Tree shelters have been shown to provide trees with a microclimate inside the tube which actually helps with growth. The tree is protected from winds and the temperature and moisture levels are higher promoting better establishment and growth rates. It also worth noting that you can plant 40/60 cm plants in a shelter and they will catch up with the 60/90 cm plant in just a few years so if you need to use shelters you can reduce the cost by planting the small sized trees. If you are planting Beech you need to ventilate the shelter by punching a few holes into the mesh, and keep an eye on them to make sure they don’t sweat, if they are punch more holes or remove the guard.
Spirals/guards also have the effect of protecting your plant from herbicide spraying; keeping the hedge line and space around the tree weed free in the first few years will really help with the growth rate.
Some of the spirals/shelters come nested to make transportation easier, pull the inside ones out from the top, others such as the defender shrub shelter are flat packed and need to be popped into shape.
Spirals are slipped over the top of the newly planted whip, they should be pushed lightly into the soil to eliminate any gaps at the base. A 90 cm cane should then be pushed into the ground inside the spiral.

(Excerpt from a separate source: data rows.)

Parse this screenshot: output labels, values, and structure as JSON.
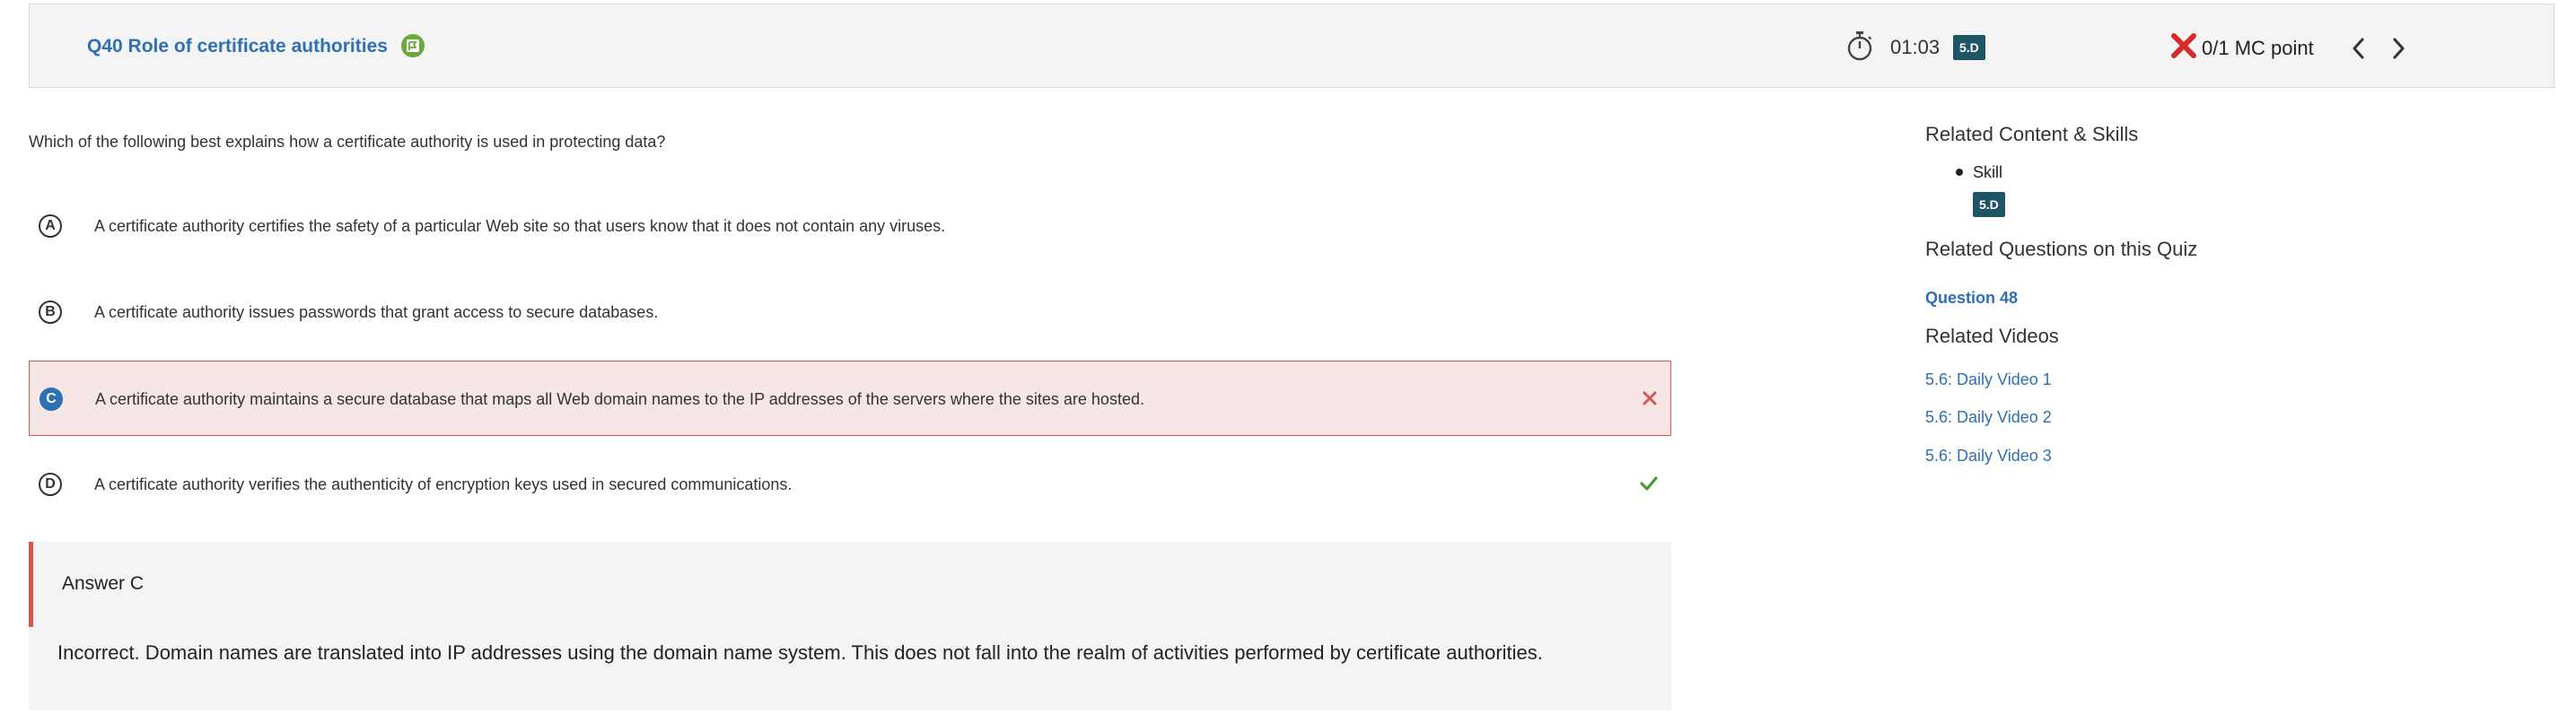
{
  "header": {
    "question_title": "Q40 Role of certificate authorities",
    "timer": "01:03",
    "skill_badge": "5.D",
    "score": "0/1 MC point"
  },
  "question": {
    "prompt": "Which of the following best explains how a certificate authority is used in protecting data?",
    "options": [
      {
        "letter": "A",
        "text": "A certificate authority certifies the safety of a particular Web site so that users know that it does not contain any viruses."
      },
      {
        "letter": "B",
        "text": "A certificate authority issues passwords that grant access to secure databases."
      },
      {
        "letter": "C",
        "text": "A certificate authority maintains a secure database that maps all Web domain names to the IP addresses of the servers where the sites are hosted.",
        "selected": true,
        "mark": "incorrect"
      },
      {
        "letter": "D",
        "text": "A certificate authority verifies the authenticity of encryption keys used in secured communications.",
        "mark": "correct"
      }
    ]
  },
  "answer": {
    "label": "Answer C",
    "explanation": "Incorrect. Domain names are translated into IP addresses using the domain name system. This does not fall into the realm of activities performed by certificate authorities."
  },
  "sidebar": {
    "related_content_heading": "Related Content & Skills",
    "skill_label": "Skill",
    "skill_badge": "5.D",
    "related_questions_heading": "Related Questions on this Quiz",
    "related_question_link": "Question 48",
    "related_videos_heading": "Related Videos",
    "videos": [
      "5.6: Daily Video 1",
      "5.6: Daily Video 2",
      "5.6: Daily Video 3"
    ]
  },
  "colors": {
    "link_blue": "#2f6fb3",
    "badge_teal": "#1f5467",
    "incorrect_red": "#d9534f",
    "correct_green": "#4a9a2f",
    "selected_bg": "#f6e6e6"
  },
  "icons": {
    "title_icon": "flag-icon",
    "timer_icon": "stopwatch-icon",
    "score_icon": "red-x-icon",
    "prev": "chevron-left-icon",
    "next": "chevron-right-icon",
    "incorrect_mark": "x-mark-icon",
    "correct_mark": "check-mark-icon"
  }
}
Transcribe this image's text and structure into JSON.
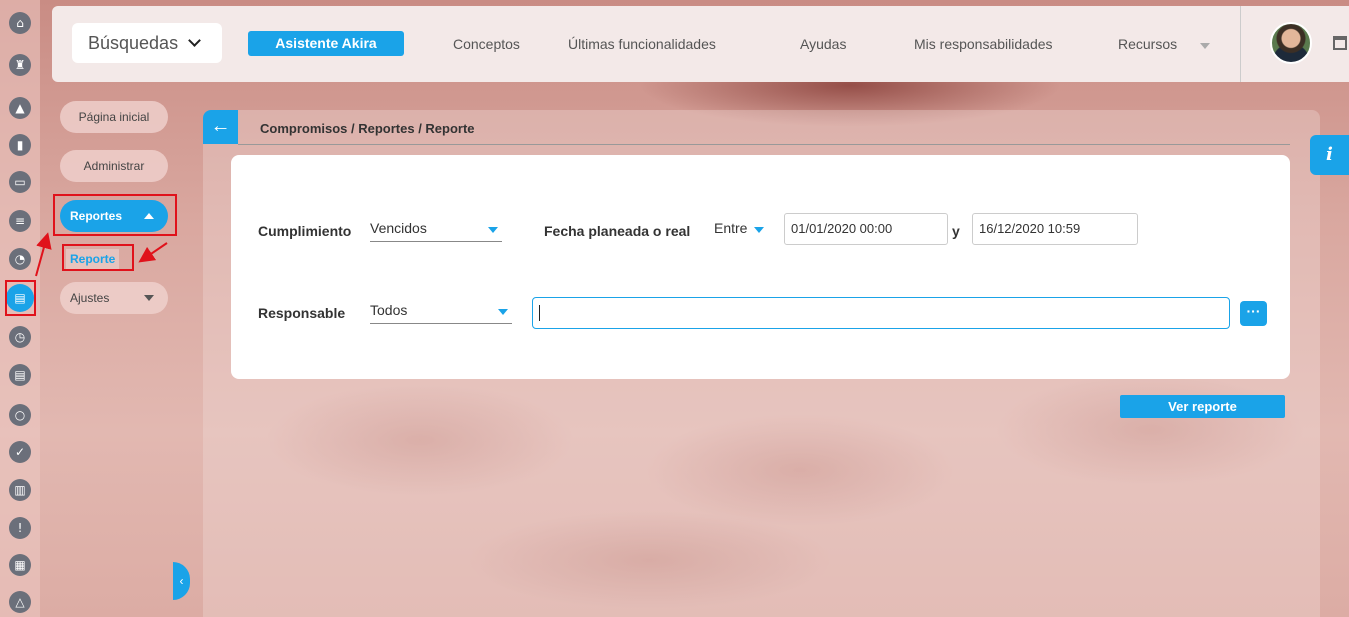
{
  "topbar": {
    "search_label": "Búsquedas",
    "assistant_label": "Asistente Akira",
    "nav_items": [
      "Conceptos",
      "Últimas funcionalidades",
      "Ayudas",
      "Mis responsabilidades",
      "Recursos"
    ]
  },
  "icon_rail": {
    "icons": [
      "home-icon",
      "chess-rook-icon",
      "pyramid-icon",
      "bar-chart-icon",
      "presentation-icon",
      "list-icon",
      "pie-chart-icon",
      "reports-book-icon",
      "clock-icon",
      "document-icon",
      "cycle-icon",
      "check-icon",
      "briefcase-icon",
      "warning-icon",
      "calendar-icon",
      "network-icon"
    ]
  },
  "sub_nav": {
    "home": "Página inicial",
    "admin": "Administrar",
    "reportes": "Reportes",
    "reporte": "Reporte",
    "ajustes": "Ajustes"
  },
  "breadcrumb": "Compromisos / Reportes / Reporte",
  "info_label": "i",
  "form": {
    "cumplimiento_label": "Cumplimiento",
    "cumplimiento_value": "Vencidos",
    "fecha_label": "Fecha planeada o real",
    "fecha_mode": "Entre",
    "fecha_from": "01/01/2020 00:00",
    "y_label": "y",
    "fecha_to": "16/12/2020 10:59",
    "responsable_label": "Responsable",
    "responsable_value": "Todos",
    "responsable_text": "",
    "dots_label": "···"
  },
  "ver_reporte": "Ver reporte",
  "colors": {
    "accent": "#1aa3e8",
    "highlight": "#e0121b"
  }
}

For the trees/shrub shelters, the flared rim goes at the top to prevent the plants chafing on the edge as they grow, they should be slipped over the plant and pressed lightly into the soil to prevent gaps. These need to be anchored with a stake on the outside of the shelter using the ties that are attached to the shelter, or the slots on the defender shelter. You need a stake long enough to push into the ground by up to a third. The stake should be below the flared edge of the tube to prevent damage to the tube.